NEW YORK — If you’re craving a little more summer in your springtime wardrobe and you’re hesitant to break out the white pants (it’s OK, but that’s another conversation), try espadrilles.

The rope-soled shoes long have been a staple of the fair-weather seasons, no matter if there’s a chill in the air or the sidewalks are steaming. It’s all good as long as the sun is shining.

“The espadrille for spring is like the riding boot in the fall,” says Elisa Miller, creative director of the beachy brand Calypso St. Barth. “It’s a rite of the season.”

Style options have increased exponentially as designers take liberties with the definition — and have gotten a little smarter about their construction. Flat versions, wedge versions, sandals, slides and gladiator lace-up styles are some of the choices of a shoe with humble roots that was made fashionable in France and Spain in the mid-20th century.

“I’d call anything with the jute sole an espadrille,” says Miller. “You could have any fabric for the top — canvas, leather — it could be plastic, but you have to have the jute.

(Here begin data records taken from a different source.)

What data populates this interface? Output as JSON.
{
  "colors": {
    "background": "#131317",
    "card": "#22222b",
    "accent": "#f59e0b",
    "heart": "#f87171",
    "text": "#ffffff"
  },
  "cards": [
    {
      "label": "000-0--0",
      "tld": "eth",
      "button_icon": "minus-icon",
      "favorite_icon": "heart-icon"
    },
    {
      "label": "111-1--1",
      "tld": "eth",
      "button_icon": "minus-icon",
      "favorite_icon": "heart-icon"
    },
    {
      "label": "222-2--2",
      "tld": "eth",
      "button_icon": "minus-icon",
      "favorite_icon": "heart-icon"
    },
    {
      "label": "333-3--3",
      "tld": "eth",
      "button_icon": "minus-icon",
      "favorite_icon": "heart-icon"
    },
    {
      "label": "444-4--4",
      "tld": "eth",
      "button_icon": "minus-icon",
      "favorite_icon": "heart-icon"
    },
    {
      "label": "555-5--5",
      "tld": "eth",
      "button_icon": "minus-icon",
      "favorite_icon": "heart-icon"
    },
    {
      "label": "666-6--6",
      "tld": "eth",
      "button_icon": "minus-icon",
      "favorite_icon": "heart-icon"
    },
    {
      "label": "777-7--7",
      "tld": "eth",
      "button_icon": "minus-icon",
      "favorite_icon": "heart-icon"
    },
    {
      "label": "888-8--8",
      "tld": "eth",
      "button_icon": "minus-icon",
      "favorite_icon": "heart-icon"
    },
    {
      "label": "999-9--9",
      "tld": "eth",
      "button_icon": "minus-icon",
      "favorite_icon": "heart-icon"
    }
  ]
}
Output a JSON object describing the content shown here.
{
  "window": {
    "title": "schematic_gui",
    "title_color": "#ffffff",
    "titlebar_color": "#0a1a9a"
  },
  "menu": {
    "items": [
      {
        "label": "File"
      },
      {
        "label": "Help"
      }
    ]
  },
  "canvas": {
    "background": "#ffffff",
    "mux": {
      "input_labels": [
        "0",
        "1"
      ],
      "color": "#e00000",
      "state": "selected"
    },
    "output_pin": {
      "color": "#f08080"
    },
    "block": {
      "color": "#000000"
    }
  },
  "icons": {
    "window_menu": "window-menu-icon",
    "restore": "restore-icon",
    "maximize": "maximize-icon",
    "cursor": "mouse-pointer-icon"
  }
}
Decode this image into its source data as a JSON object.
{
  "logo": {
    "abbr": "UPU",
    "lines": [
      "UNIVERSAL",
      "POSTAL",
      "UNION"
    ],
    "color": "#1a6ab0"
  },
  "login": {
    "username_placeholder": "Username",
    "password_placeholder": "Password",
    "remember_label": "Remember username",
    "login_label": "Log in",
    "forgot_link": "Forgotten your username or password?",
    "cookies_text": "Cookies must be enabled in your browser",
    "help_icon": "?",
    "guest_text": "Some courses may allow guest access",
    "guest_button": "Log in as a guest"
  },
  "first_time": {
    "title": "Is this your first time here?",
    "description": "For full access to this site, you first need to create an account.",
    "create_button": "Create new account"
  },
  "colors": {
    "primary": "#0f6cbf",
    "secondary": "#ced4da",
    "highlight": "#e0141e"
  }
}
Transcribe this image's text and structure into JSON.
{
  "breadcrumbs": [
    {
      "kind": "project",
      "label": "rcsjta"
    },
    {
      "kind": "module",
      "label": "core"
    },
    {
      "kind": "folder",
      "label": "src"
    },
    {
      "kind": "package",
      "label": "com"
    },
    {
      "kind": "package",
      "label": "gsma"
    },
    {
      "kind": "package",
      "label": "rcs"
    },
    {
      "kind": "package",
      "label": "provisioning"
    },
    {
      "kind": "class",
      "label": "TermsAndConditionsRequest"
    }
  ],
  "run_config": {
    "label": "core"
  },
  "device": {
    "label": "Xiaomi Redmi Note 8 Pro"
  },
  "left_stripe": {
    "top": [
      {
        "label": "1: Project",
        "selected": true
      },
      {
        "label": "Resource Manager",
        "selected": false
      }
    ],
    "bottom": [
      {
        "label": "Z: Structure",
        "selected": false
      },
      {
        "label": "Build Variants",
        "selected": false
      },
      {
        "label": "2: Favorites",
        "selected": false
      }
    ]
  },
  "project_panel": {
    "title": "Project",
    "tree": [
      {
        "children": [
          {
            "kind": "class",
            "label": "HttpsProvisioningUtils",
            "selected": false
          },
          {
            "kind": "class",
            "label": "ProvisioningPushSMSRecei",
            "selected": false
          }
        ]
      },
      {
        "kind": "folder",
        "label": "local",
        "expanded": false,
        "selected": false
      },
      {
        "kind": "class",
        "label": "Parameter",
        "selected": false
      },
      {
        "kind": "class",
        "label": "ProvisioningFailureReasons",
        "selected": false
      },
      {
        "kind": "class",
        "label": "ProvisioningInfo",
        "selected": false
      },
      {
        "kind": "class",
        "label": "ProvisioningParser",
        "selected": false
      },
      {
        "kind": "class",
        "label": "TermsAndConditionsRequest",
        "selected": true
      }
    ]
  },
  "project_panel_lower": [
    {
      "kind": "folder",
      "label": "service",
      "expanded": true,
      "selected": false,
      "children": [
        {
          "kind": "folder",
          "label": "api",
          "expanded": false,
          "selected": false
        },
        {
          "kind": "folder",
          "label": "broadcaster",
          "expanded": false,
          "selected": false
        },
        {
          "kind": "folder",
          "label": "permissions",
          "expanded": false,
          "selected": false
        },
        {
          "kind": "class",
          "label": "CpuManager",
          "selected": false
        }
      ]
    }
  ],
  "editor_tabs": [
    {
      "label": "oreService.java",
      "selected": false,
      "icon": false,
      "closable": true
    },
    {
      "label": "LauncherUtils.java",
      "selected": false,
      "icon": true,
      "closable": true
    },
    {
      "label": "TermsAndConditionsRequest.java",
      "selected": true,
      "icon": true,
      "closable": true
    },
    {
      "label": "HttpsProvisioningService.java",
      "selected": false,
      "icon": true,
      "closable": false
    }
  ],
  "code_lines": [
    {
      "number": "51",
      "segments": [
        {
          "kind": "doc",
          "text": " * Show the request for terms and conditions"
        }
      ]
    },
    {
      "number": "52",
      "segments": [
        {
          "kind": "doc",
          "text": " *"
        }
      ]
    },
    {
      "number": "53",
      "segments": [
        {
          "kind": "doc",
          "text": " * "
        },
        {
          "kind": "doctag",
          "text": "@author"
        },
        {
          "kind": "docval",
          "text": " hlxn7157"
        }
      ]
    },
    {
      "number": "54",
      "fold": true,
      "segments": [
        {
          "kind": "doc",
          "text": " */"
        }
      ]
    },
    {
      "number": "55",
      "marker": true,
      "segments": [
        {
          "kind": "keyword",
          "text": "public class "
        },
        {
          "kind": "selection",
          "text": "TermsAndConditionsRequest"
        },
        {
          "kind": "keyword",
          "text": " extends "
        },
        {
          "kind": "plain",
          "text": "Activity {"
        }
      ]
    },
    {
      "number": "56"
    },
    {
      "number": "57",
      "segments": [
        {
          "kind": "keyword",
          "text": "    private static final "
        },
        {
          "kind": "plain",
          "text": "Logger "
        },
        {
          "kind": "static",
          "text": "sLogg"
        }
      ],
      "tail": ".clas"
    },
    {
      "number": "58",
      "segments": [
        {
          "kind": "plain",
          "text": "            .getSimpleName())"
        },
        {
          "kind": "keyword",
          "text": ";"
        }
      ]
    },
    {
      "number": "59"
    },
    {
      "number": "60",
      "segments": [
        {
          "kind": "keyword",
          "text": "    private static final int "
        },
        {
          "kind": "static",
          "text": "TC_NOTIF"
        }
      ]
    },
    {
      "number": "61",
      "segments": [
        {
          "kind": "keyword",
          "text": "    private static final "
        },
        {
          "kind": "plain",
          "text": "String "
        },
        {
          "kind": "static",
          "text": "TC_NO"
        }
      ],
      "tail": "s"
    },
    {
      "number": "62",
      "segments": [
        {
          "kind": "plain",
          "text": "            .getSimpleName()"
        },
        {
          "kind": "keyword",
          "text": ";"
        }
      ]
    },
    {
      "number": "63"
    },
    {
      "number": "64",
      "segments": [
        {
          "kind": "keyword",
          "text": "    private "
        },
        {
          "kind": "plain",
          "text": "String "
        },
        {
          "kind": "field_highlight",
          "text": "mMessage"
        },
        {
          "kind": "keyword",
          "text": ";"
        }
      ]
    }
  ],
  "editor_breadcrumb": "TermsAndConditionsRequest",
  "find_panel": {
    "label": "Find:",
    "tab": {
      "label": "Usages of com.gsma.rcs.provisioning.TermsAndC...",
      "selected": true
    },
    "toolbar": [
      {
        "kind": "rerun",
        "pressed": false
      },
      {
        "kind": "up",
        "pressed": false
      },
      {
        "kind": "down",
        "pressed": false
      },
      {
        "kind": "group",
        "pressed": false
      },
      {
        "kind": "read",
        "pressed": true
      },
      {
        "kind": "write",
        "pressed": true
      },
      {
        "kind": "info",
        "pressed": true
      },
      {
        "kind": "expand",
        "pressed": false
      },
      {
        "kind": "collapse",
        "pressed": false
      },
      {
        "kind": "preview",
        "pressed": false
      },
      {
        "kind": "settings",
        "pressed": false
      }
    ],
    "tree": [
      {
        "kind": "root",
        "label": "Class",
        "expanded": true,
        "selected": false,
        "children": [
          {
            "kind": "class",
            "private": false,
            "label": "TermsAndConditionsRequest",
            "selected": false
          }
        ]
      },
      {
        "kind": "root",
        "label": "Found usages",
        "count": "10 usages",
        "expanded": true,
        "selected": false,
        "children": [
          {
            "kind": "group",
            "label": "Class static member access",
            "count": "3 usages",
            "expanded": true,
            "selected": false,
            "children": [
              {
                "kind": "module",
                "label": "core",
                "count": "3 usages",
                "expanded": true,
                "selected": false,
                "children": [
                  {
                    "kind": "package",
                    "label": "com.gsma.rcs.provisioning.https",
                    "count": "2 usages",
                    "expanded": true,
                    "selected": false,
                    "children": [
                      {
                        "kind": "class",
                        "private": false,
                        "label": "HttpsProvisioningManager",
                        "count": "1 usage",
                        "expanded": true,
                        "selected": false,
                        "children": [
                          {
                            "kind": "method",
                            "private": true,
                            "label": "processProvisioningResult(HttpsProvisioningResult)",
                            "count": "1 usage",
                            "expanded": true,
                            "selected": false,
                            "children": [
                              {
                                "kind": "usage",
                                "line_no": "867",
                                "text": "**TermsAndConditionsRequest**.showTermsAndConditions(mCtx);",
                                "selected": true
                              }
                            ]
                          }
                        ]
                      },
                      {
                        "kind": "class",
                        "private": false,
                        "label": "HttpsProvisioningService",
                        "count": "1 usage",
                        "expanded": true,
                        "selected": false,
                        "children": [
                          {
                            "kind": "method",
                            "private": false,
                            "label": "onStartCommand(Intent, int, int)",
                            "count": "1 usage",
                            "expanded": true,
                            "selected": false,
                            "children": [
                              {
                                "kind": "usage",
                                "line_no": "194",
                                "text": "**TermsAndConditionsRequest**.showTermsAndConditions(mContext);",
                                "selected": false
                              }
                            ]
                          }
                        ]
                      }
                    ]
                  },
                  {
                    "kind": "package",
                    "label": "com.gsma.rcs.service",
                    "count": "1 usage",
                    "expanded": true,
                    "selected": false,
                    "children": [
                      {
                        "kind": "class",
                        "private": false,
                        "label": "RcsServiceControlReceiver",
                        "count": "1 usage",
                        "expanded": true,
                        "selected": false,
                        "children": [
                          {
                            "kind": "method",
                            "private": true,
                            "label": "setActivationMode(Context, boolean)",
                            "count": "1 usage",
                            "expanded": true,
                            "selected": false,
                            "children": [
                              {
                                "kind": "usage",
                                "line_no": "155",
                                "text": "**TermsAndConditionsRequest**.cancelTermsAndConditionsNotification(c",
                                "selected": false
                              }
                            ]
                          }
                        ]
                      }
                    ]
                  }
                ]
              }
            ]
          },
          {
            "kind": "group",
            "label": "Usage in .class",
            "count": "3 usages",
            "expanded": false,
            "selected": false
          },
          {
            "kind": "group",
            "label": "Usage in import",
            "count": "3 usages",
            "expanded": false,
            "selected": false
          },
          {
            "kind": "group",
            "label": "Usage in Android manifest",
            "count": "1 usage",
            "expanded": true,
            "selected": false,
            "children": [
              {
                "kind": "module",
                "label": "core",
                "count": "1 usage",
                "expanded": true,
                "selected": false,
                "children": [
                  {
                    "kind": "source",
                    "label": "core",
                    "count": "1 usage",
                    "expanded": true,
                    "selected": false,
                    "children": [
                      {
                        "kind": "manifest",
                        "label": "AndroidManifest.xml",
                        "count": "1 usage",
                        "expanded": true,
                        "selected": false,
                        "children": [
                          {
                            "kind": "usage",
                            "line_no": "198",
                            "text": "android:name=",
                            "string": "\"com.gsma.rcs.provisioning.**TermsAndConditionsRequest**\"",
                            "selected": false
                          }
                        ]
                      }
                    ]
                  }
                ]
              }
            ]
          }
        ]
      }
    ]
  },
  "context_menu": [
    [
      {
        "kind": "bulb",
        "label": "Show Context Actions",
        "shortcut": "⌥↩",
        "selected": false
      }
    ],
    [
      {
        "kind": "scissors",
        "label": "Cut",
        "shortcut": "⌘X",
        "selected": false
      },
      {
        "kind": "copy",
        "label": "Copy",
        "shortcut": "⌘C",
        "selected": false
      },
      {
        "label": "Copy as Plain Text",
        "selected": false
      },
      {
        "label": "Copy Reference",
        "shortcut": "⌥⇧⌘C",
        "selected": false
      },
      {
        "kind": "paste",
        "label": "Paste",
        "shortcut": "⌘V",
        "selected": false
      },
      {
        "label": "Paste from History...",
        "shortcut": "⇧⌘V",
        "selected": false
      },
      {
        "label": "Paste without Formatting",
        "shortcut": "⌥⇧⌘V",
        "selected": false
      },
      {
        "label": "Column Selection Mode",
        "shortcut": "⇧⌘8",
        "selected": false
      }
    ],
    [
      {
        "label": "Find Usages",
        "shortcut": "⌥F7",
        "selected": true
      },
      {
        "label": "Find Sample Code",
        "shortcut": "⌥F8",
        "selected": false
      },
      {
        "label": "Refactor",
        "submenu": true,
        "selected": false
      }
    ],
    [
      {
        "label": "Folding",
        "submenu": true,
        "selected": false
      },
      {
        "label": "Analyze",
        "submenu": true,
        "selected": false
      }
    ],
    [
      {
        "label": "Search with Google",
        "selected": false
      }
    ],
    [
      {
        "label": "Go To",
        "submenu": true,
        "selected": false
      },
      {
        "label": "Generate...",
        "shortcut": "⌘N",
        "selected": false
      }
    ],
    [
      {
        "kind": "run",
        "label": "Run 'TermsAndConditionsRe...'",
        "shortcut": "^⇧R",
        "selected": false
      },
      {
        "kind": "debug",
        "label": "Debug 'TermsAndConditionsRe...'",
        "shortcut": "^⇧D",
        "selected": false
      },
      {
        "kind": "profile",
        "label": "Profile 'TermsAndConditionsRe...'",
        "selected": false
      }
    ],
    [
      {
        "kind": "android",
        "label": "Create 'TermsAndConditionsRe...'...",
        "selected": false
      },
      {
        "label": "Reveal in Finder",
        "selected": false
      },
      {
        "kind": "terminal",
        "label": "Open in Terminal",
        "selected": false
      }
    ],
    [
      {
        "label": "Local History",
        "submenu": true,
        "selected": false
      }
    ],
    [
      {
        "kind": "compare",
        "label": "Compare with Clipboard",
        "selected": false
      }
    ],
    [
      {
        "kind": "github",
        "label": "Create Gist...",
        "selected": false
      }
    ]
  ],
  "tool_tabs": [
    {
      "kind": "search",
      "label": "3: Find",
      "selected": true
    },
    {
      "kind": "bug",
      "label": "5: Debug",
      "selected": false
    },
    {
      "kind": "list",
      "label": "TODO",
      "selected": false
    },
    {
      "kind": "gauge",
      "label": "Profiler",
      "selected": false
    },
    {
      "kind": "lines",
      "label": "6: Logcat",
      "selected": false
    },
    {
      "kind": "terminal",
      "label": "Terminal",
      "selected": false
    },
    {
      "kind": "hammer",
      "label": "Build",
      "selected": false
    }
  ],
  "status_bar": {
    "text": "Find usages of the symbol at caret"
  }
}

That’s what defines it.”

Luckily for wearers, especially those who have been caught in the rain, many espadrilles now have a bottom layer of rubber, too.

But such practicality likely isn’t driving the renewed interest. Alexis Bryan Morgan, executive fashion director at Lucky magazine, traces this “huge espadrille moment” to last year’s Valentino spring runway. Seeing lacy black espadrilles paired with a long lace dress left editors swooning, she said. “It was styled so elegantly that suddenly this disposable go-to shoe was also chic and elegant. This brought it to a whole new level.”

They’re fun, says Tana Ward, senior vice president and chief merchandising officer for American Eagle. They can bring graphic prints and bright colors to an outfit without a major commitment, she says.

Lucky’s Morgan sees them as a more fashionable alternative to flip-flops. They can go to the beach or to dinner and prices tend to be more affordable.